* Required action: Each line of the material below needs to be returned exactly as written.

* Supplied data:
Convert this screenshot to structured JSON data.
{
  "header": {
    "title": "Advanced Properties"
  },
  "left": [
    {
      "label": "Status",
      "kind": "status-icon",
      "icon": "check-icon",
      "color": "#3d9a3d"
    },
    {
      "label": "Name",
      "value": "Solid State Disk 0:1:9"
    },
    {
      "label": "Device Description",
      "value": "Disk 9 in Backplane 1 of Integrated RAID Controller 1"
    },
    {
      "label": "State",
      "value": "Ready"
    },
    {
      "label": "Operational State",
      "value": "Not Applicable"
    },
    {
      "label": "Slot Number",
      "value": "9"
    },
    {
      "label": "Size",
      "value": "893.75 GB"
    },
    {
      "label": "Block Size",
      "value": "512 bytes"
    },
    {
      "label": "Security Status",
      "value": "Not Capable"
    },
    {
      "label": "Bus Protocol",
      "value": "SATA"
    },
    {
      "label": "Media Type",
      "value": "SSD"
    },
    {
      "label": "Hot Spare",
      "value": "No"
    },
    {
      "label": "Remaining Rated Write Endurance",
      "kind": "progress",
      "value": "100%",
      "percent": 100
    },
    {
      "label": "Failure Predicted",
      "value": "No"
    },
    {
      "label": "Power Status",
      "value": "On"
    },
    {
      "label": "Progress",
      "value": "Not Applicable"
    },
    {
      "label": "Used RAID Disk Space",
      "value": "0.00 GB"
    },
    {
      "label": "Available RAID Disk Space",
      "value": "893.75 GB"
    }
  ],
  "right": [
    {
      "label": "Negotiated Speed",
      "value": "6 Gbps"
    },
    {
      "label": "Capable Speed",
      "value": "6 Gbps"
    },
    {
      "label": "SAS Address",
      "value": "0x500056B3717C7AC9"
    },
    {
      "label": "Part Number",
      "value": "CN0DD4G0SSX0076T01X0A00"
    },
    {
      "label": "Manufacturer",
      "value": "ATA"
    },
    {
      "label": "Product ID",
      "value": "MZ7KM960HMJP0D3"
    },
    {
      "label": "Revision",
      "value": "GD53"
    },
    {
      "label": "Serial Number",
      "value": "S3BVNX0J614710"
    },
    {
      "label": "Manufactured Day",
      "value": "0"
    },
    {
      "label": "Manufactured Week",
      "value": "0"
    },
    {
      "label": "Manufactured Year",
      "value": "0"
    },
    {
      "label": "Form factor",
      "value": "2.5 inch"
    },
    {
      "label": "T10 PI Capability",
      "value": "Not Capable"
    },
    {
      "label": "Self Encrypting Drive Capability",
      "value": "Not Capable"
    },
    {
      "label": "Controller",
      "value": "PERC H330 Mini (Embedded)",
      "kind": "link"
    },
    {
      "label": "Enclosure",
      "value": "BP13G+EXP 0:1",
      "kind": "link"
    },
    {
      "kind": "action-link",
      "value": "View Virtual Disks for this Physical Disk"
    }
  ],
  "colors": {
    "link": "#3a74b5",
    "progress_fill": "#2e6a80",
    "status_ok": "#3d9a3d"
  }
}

* Written response:
Convert this screenshot to structured JSON data.
{
  "header": {
    "title": "Advanced Properties"
  },
  "left": [
    {
      "label": "Status",
      "kind": "status-icon",
      "icon": "check-icon",
      "color": "#3d9a3d"
    },
    {
      "label": "Name",
      "value": "Solid State Disk 0:1:9"
    },
    {
      "label": "Device Description",
      "value": "Disk 9 in Backplane 1 of Integrated RAID Controller 1"
    },
    {
      "label": "State",
      "value": "Ready"
    },
    {
      "label": "Operational State",
      "value": "Not Applicable"
    },
    {
      "label": "Slot Number",
      "value": "9"
    },
    {
      "label": "Size",
      "value": "893.75 GB"
    },
    {
      "label": "Block Size",
      "value": "512 bytes"
    },
    {
      "label": "Security Status",
      "value": "Not Capable"
    },
    {
      "label": "Bus Protocol",
      "value": "SATA"
    },
    {
      "label": "Media Type",
      "value": "SSD"
    },
    {
      "label": "Hot Spare",
      "value": "No"
    },
    {
      "label": "Remaining Rated Write Endurance",
      "kind": "progress",
      "value": "100%",
      "percent": 100
    },
    {
      "label": "Failure Predicted",
      "value": "No"
    },
    {
      "label": "Power Status",
      "value": "On"
    },
    {
      "label": "Progress",
      "value": "Not Applicable"
    },
    {
      "label": "Used RAID Disk Space",
      "value": "0.00 GB"
    },
    {
      "label": "Available RAID Disk Space",
      "value": "893.75 GB"
    }
  ],
  "right": [
    {
      "label": "Negotiated Speed",
      "value": "6 Gbps"
    },
    {
      "label": "Capable Speed",
      "value": "6 Gbps"
    },
    {
      "label": "SAS Address",
      "value": "0x500056B3717C7AC9"
    },
    {
      "label": "Part Number",
      "value": "CN0DD4G0SSX0076T01X0A00"
    },
    {
      "label": "Manufacturer",
      "value": "ATA"
    },
    {
      "label": "Product ID",
      "value": "MZ7KM960HMJP0D3"
    },
    {
      "label": "Revision",
      "value": "GD53"
    },
    {
      "label": "Serial Number",
      "value": "S3BVNX0J614710"
    },
    {
      "label": "Manufactured Day",
      "value": "0"
    },
    {
      "label": "Manufactured Week",
      "value": "0"
    },
    {
      "label": "Manufactured Year",
      "value": "0"
    },
    {
      "label": "Form factor",
      "value": "2.5 inch"
    },
    {
      "label": "T10 PI Capability",
      "value": "Not Capable"
    },
    {
      "label": "Self Encrypting Drive Capability",
      "value": "Not Capable"
    },
    {
      "label": "Controller",
      "value": "PERC H330 Mini (Embedded)",
      "kind": "link"
    },
    {
      "label": "Enclosure",
      "value": "BP13G+EXP 0:1",
      "kind": "link"
    },
    {
      "kind": "action-link",
      "value": "View Virtual Disks for this Physical Disk"
    }
  ],
  "colors": {
    "link": "#3a74b5",
    "progress_fill": "#2e6a80",
    "status_ok": "#3d9a3d"
  }
}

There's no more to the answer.